■ WORK TASK
Repeat the listing exactly as given, omitting every image.

☆ ☆ ☆

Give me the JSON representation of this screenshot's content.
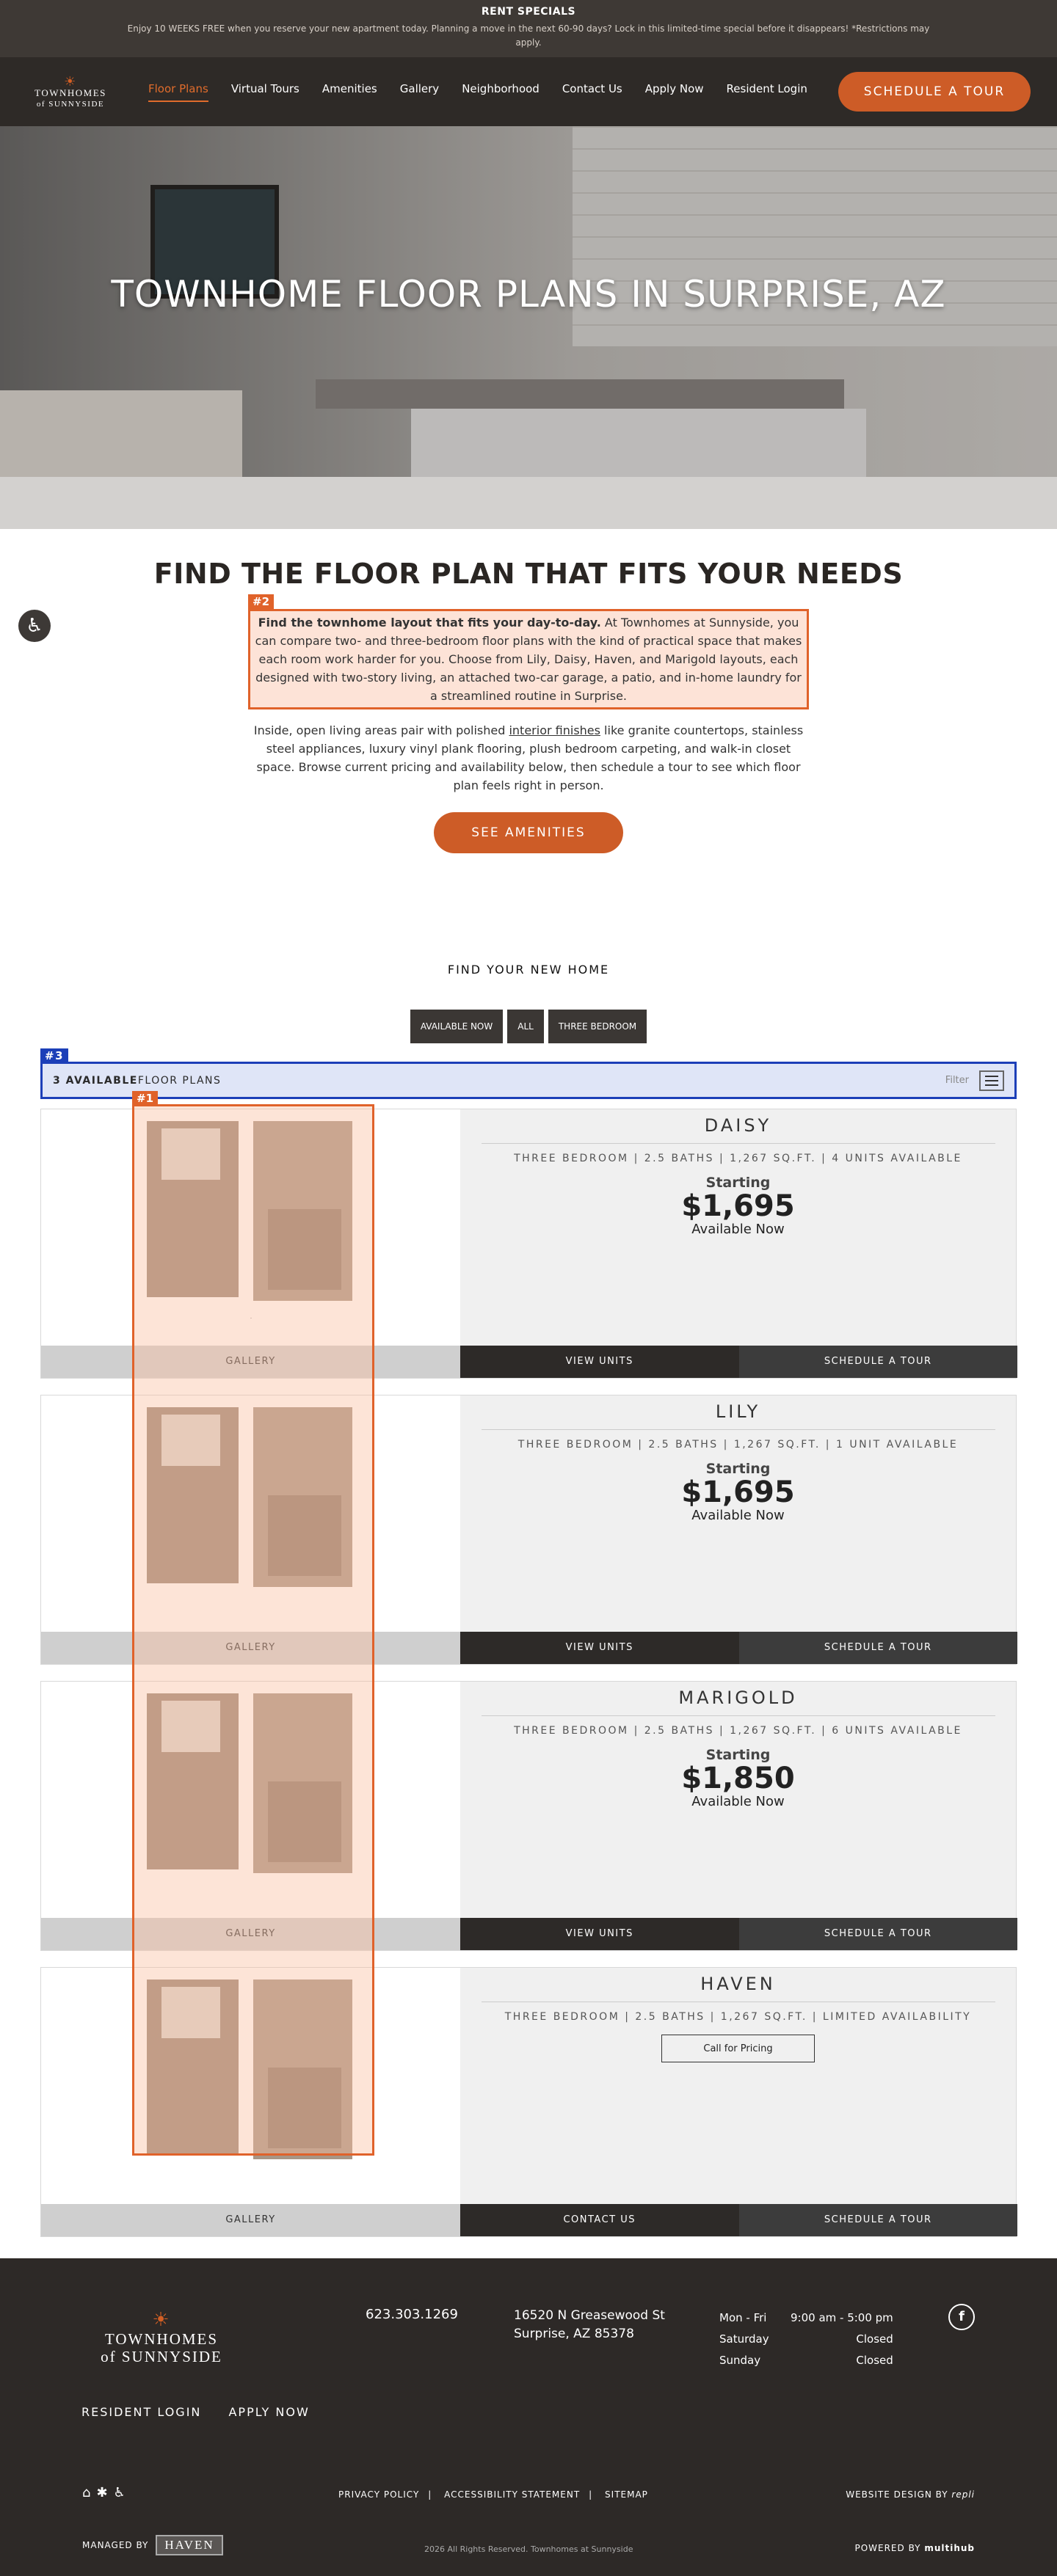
{
  "promo": {
    "title": "RENT SPECIALS",
    "text": "Enjoy 10 WEEKS FREE when you reserve your new apartment today. Planning a move in the next 60-90 days? Lock in this limited-time special before it disappears! *Restrictions may apply."
  },
  "nav": {
    "logo_top": "TOWNHOMES",
    "logo_bottom": "of SUNNYSIDE",
    "items": [
      "Floor Plans",
      "Virtual Tours",
      "Amenities",
      "Gallery",
      "Neighborhood",
      "Contact Us",
      "Apply Now",
      "Resident Login"
    ],
    "cta": "SCHEDULE A TOUR"
  },
  "hero": {
    "title": "TOWNHOME FLOOR PLANS IN SURPRISE, AZ"
  },
  "intro": {
    "heading": "FIND THE FLOOR PLAN THAT FITS YOUR NEEDS",
    "tag": "#2",
    "p1_bold": "Find the townhome layout that fits your day-to-day.",
    "p1_rest": " At Townhomes at Sunnyside, you can compare two- and three-bedroom floor plans with the kind of practical space that makes each room work harder for you. Choose from Lily, Daisy, Haven, and Marigold layouts, each designed with two-story living, an attached two-car garage, a patio, and in-home laundry for a streamlined routine in Surprise.",
    "p2_a": "Inside, open living areas pair with polished ",
    "p2_link": "interior finishes",
    "p2_b": " like granite countertops, stainless steel appliances, luxury vinyl plank flooring, plush bedroom carpeting, and walk-in closet space. Browse current pricing and availability below, then schedule a tour to see which floor plan feels right in person.",
    "button": "SEE AMENITIES"
  },
  "search": {
    "heading": "FIND YOUR NEW HOME",
    "filters": [
      "AVAILABLE NOW",
      "ALL",
      "THREE BEDROOM"
    ],
    "tag": "#3",
    "count": "3 AVAILABLE",
    "count_suffix": " FLOOR PLANS",
    "filter_label": "Filter"
  },
  "overlay_tag": "#1",
  "plans": [
    {
      "name": "DAISY",
      "spec": "THREE BEDROOM | 2.5 BATHS | 1,267 SQ.FT. | 4 UNITS AVAILABLE",
      "starting": "Starting",
      "price": "$1,695",
      "avail": "Available Now",
      "gallery": "GALLERY",
      "btn1": "VIEW UNITS",
      "btn2": "SCHEDULE A TOUR"
    },
    {
      "name": "LILY",
      "spec": "THREE BEDROOM | 2.5 BATHS | 1,267 SQ.FT. | 1 UNIT AVAILABLE",
      "starting": "Starting",
      "price": "$1,695",
      "avail": "Available Now",
      "gallery": "GALLERY",
      "btn1": "VIEW UNITS",
      "btn2": "SCHEDULE A TOUR"
    },
    {
      "name": "MARIGOLD",
      "spec": "THREE BEDROOM | 2.5 BATHS | 1,267 SQ.FT. | 6 UNITS AVAILABLE",
      "starting": "Starting",
      "price": "$1,850",
      "avail": "Available Now",
      "gallery": "GALLERY",
      "btn1": "VIEW UNITS",
      "btn2": "SCHEDULE A TOUR"
    },
    {
      "name": "HAVEN",
      "spec": "THREE BEDROOM | 2.5 BATHS | 1,267 SQ.FT. | LIMITED AVAILABILITY",
      "call": "Call for Pricing",
      "gallery": "GALLERY",
      "btn1": "CONTACT US",
      "btn2": "SCHEDULE A TOUR"
    }
  ],
  "footer": {
    "logo_top": "TOWNHOMES",
    "logo_bottom": "of SUNNYSIDE",
    "phone": "623.303.1269",
    "addr1": "16520 N Greasewood St",
    "addr2": "Surprise, AZ 85378",
    "hours": [
      [
        "Mon - Fri",
        "9:00 am - 5:00 pm"
      ],
      [
        "Saturday",
        "Closed"
      ],
      [
        "Sunday",
        "Closed"
      ]
    ],
    "links": [
      "RESIDENT LOGIN",
      "APPLY NOW"
    ],
    "legal": [
      "PRIVACY POLICY",
      "ACCESSIBILITY STATEMENT",
      "SITEMAP"
    ],
    "design": "WEBSITE DESIGN BY",
    "design_brand": "repli",
    "managed": "MANAGED BY",
    "haven": "HAVEN",
    "copyright": "2026 All Rights Reserved. Townhomes at Sunnyside",
    "powered": "POWERED BY",
    "powered_brand": "multihub"
  },
  "colors": {
    "accent": "#cd5c27",
    "dark": "#2d2a28",
    "annot_orange": "#e0622a",
    "annot_blue": "#1c3fb8"
  }
}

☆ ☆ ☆

■ ANSWER TO THIS TASK
Give me the JSON representation of this screenshot's content.
{
  "promo": {
    "title": "RENT SPECIALS",
    "text": "Enjoy 10 WEEKS FREE when you reserve your new apartment today. Planning a move in the next 60-90 days? Lock in this limited-time special before it disappears! *Restrictions may apply."
  },
  "nav": {
    "logo_top": "TOWNHOMES",
    "logo_bottom": "of SUNNYSIDE",
    "items": [
      "Floor Plans",
      "Virtual Tours",
      "Amenities",
      "Gallery",
      "Neighborhood",
      "Contact Us",
      "Apply Now",
      "Resident Login"
    ],
    "cta": "SCHEDULE A TOUR"
  },
  "hero": {
    "title": "TOWNHOME FLOOR PLANS IN SURPRISE, AZ"
  },
  "intro": {
    "heading": "FIND THE FLOOR PLAN THAT FITS YOUR NEEDS",
    "tag": "#2",
    "p1_bold": "Find the townhome layout that fits your day-to-day.",
    "p1_rest": " At Townhomes at Sunnyside, you can compare two- and three-bedroom floor plans with the kind of practical space that makes each room work harder for you. Choose from Lily, Daisy, Haven, and Marigold layouts, each designed with two-story living, an attached two-car garage, a patio, and in-home laundry for a streamlined routine in Surprise.",
    "p2_a": "Inside, open living areas pair with polished ",
    "p2_link": "interior finishes",
    "p2_b": " like granite countertops, stainless steel appliances, luxury vinyl plank flooring, plush bedroom carpeting, and walk-in closet space. Browse current pricing and availability below, then schedule a tour to see which floor plan feels right in person.",
    "button": "SEE AMENITIES"
  },
  "search": {
    "heading": "FIND YOUR NEW HOME",
    "filters": [
      "AVAILABLE NOW",
      "ALL",
      "THREE BEDROOM"
    ],
    "tag": "#3",
    "count": "3 AVAILABLE",
    "count_suffix": " FLOOR PLANS",
    "filter_label": "Filter"
  },
  "overlay_tag": "#1",
  "plans": [
    {
      "name": "DAISY",
      "spec": "THREE BEDROOM | 2.5 BATHS | 1,267 SQ.FT. | 4 UNITS AVAILABLE",
      "starting": "Starting",
      "price": "$1,695",
      "avail": "Available Now",
      "gallery": "GALLERY",
      "btn1": "VIEW UNITS",
      "btn2": "SCHEDULE A TOUR"
    },
    {
      "name": "LILY",
      "spec": "THREE BEDROOM | 2.5 BATHS | 1,267 SQ.FT. | 1 UNIT AVAILABLE",
      "starting": "Starting",
      "price": "$1,695",
      "avail": "Available Now",
      "gallery": "GALLERY",
      "btn1": "VIEW UNITS",
      "btn2": "SCHEDULE A TOUR"
    },
    {
      "name": "MARIGOLD",
      "spec": "THREE BEDROOM | 2.5 BATHS | 1,267 SQ.FT. | 6 UNITS AVAILABLE",
      "starting": "Starting",
      "price": "$1,850",
      "avail": "Available Now",
      "gallery": "GALLERY",
      "btn1": "VIEW UNITS",
      "btn2": "SCHEDULE A TOUR"
    },
    {
      "name": "HAVEN",
      "spec": "THREE BEDROOM | 2.5 BATHS | 1,267 SQ.FT. | LIMITED AVAILABILITY",
      "call": "Call for Pricing",
      "gallery": "GALLERY",
      "btn1": "CONTACT US",
      "btn2": "SCHEDULE A TOUR"
    }
  ],
  "footer": {
    "logo_top": "TOWNHOMES",
    "logo_bottom": "of SUNNYSIDE",
    "phone": "623.303.1269",
    "addr1": "16520 N Greasewood St",
    "addr2": "Surprise, AZ 85378",
    "hours": [
      [
        "Mon - Fri",
        "9:00 am - 5:00 pm"
      ],
      [
        "Saturday",
        "Closed"
      ],
      [
        "Sunday",
        "Closed"
      ]
    ],
    "links": [
      "RESIDENT LOGIN",
      "APPLY NOW"
    ],
    "legal": [
      "PRIVACY POLICY",
      "ACCESSIBILITY STATEMENT",
      "SITEMAP"
    ],
    "design": "WEBSITE DESIGN BY",
    "design_brand": "repli",
    "managed": "MANAGED BY",
    "haven": "HAVEN",
    "copyright": "2026 All Rights Reserved. Townhomes at Sunnyside",
    "powered": "POWERED BY",
    "powered_brand": "multihub"
  },
  "colors": {
    "accent": "#cd5c27",
    "dark": "#2d2a28",
    "annot_orange": "#e0622a",
    "annot_blue": "#1c3fb8"
  }
}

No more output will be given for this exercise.